Some GitLab users who should be celebrating the festive season might be suffering from post-Christmas blues. Maybe you didn’t get everything you wanted for Christmas. We feel partly responsible for that, and we want to make it up to you.
We’re so happy when people contact us to ask for some swag: a sticker, a t-shirt, anything! Then we feel sad because we don’t have a swag shop and we have no way to get people something to show their appreciation. This is a great problem to have: too much love.
So now we’re hard at work to get a swag shop set up. If you want to be the absolute first to know about it, sign up below. Bonus: You’ll be entered into a prize draw for a gift. Good luck!
There's another way to win too.

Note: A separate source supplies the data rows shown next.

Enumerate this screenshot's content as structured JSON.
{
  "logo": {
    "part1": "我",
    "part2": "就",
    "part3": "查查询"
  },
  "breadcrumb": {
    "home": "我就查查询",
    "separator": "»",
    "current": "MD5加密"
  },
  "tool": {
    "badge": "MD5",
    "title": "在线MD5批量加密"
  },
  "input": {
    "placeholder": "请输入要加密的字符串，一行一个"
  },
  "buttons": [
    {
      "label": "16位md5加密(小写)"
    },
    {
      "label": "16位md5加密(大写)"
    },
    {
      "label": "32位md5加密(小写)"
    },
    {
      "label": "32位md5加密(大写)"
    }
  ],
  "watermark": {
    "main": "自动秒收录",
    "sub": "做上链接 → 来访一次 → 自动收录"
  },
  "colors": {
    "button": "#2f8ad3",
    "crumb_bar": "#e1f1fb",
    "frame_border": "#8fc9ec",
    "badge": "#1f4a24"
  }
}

The truth is, swag does matter. Even the humble sticker can communicate so much about identity and interest. On OpenSource.com Rikki Endlsey wrote about Open source sticker culture. Rikki details how people share their support for and help promote projects and people by using stickers, including more exclusive “earned” stickers showing achievements or events attended.
My friend Kristof Van Tomme, who works within several networks, can demonstrate his affiliations and connections quickly. Something as simple as a sticker can spark the next important conversation he has.
I’m really curious about the great swag you’ve seen. Please share a pic of your laptop as a self portrait on twitter. As another incentive, we’re going to run this until our swag store opens and then we’ll do a draw from all the #swagportrait hashtag entries on anyone who shares on the hashtag. Will you play along? Here’s mine! (Well OK this is my old computer, my new one needs stickers.)
I think it’s pretty clear we need to have some nice stickers, with designs for events and as rewards. But we want to develop some other ideas. What we want to avoid is “bad swag”. Bad swag might be poor quality and wasteful swag.
We can promise that we will never make a comedy unibrow mug.
Realex Payments’ “Bad Swag” campaign made a point in saying that some companies consider “developer relations” to be about making swag, forgetting that swag is just a symbol of a relationship with developers, not the relationship itself.
At GitLab, we don’t want to focus only on building tools for developers that we forget to support the community and help them connect. So let’s talk about good swag. What is some good swag you've seen?
Among other great swag ideas, Hubspot lists “Unique Food Items” as great swag. We did stroopwafels for OSCON in Amsterdam. Everyone loves a good stroopwafel!
We’re also thinking of ways to use alternative materials, create locally, and support makers. I love the Resketch notebooks by Shawn Smith which use reclaimed materials to make fun notebooks. I like that this kind of product reduces waste. Have you seen other cool products like that?
A while back, I asked a talented craftsperson I know, A Million Paper Stars, to make a bag for me to carry my various computer charger, mouse, etc. I wanted to get creative and try something different. Would you be interested in handmade swag?
I’m really curious about the great swag you’ve seen. Creative ideas welcome! Please let us know about your favourite swag, from stickers to surprises, and don’t forget to share your #swagportrait if you’d like to be in with a chance to win some of GitLab’s first swag shop offerings.
When you add your name to this list you'll be put on our "Swag Alert" list. We'll contact you to find out more about your swag ideas. And as soon as the swag shop is open, you'll be the first to know. Then whenever we have a new product, we'll tell ya.
Thanks, and looking forward to hearing from you and seeing your #swagportraits